Using a basis of psychoeducation to guide their clients’ understanding of ED, eating disorder therapists talk to their clients about previously hidden underlying causes, setting attainable goals, and understanding how their own perceptions may be flawed. The more understanding an individual has of the biological and developmental causes of their mental health disorders, the more likely they are to make progress on objective identification of disordered thoughts and actions. This can lead to a closer bond between therapist and client, as well.

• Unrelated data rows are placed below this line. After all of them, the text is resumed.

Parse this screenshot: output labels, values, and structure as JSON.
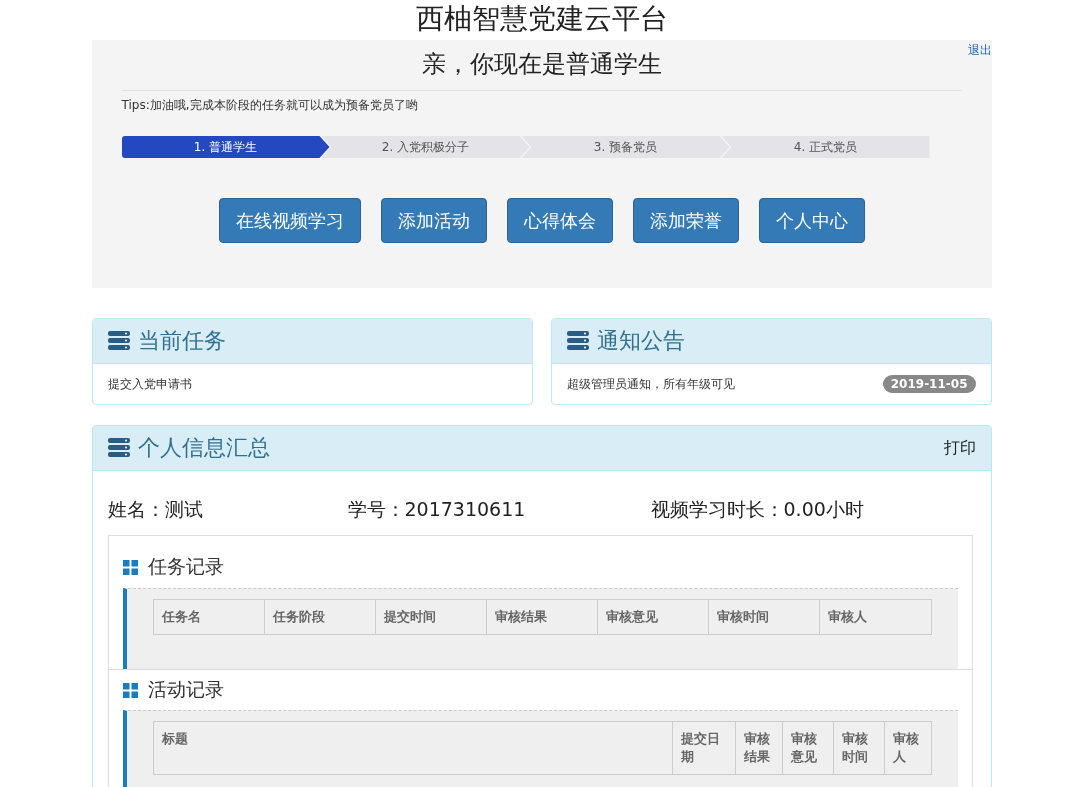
{
  "site_title": "西柚智慧党建云平台",
  "logout": "退出",
  "hero": {
    "title": "亲，你现在是普通学生",
    "tips": "Tips:加油哦,完成本阶段的任务就可以成为预备党员了哟"
  },
  "steps": [
    {
      "label": "1. 普通学生",
      "selected": true
    },
    {
      "label": "2. 入党积极分子",
      "selected": false
    },
    {
      "label": "3. 预备党员",
      "selected": false
    },
    {
      "label": "4. 正式党员",
      "selected": false
    }
  ],
  "buttons": [
    "在线视频学习",
    "添加活动",
    "心得体会",
    "添加荣誉",
    "个人中心"
  ],
  "current_task": {
    "title": "当前任务",
    "text": "提交入党申请书"
  },
  "notice": {
    "title": "通知公告",
    "text": "超级管理员通知，所有年级可见",
    "date": "2019-11-05"
  },
  "summary": {
    "title": "个人信息汇总",
    "print": "打印",
    "name": "姓名：测试",
    "student_id": "学号：2017310611",
    "video_time": "视频学习时长：0.00小时",
    "sections": [
      {
        "title": "任务记录",
        "columns": [
          "任务名",
          "任务阶段",
          "提交时间",
          "审核结果",
          "审核意见",
          "审核时间",
          "审核人"
        ]
      },
      {
        "title": "活动记录",
        "columns": [
          "标题",
          "提交日期",
          "审核结果",
          "审核意见",
          "审核时间",
          "审核人"
        ]
      }
    ]
  }
}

Quantitative and qualitative data based on studies of psychoeducation has shown that people suffering from symptoms of mental health disorders like major depression, mood disorders and acute anxiety that engage in psychoeducation saw a lessening of symptoms even before psychiatric medication was applied. This makes psychoeducation a useful precursor to both further talk therapy and medication (if necessary). Psychoeducation also enhances feelings of empowerment, reduces the stigma, guilt, and shame surrounding mental illness and eating disorders and improves a patient’s problem-solving strategies by increasing their awareness of relapse risk factors and how to avoid or cope with them.

For the family and support systems for people with EDs, psychoeducation can provide a vital route to understanding their loved one’s disorder and set a foundation for providing support during and after treatment at an eating disorder facility. Family support is one of the best indicators of a successful, long-term recovery; providing psychoeducation can increase their ability to provide sound support rooted in understanding.